Exercise directions =
Locate the word "万和电气" in the data below, then copy every line that holds it.

========

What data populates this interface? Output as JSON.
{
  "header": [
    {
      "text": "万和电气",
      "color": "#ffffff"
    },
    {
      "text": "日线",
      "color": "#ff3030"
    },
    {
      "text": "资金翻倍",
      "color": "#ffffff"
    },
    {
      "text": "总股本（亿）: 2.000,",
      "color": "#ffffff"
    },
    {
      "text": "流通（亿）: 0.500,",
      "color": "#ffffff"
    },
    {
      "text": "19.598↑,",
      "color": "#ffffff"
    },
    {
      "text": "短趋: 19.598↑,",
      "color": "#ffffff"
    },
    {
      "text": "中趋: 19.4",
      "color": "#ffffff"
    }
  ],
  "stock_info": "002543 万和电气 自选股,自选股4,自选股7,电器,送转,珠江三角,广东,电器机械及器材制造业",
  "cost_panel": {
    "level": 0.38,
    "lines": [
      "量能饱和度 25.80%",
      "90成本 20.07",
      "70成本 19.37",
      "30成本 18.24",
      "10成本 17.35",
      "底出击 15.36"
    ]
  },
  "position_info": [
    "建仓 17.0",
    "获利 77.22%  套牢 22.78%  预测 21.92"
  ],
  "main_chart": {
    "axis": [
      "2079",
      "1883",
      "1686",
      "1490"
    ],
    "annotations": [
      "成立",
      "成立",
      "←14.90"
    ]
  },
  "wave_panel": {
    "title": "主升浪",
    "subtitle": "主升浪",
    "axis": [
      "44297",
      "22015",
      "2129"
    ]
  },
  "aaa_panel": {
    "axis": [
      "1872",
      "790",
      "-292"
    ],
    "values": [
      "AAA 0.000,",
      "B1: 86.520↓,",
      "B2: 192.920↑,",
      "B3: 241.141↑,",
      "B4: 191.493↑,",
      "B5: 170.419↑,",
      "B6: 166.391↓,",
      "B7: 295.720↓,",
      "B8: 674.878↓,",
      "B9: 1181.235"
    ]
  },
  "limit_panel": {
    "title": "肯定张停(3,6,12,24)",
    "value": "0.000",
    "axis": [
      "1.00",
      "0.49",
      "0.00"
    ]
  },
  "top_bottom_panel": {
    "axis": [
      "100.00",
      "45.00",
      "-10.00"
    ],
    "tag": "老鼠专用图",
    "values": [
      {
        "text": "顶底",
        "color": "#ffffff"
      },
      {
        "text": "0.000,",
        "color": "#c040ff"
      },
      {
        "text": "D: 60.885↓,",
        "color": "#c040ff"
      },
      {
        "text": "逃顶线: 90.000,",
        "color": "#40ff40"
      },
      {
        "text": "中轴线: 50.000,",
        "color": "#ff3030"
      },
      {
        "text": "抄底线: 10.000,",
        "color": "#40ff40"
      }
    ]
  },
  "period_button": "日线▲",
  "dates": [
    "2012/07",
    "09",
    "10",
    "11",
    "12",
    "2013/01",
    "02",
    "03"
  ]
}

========

Answer to the problem =
      "text": "万和电气",
  "stock_info": "002543 万和电气 自选股,自选股4,自选股7,电器,送转,珠江三角,广东,电器机械及器材制造业",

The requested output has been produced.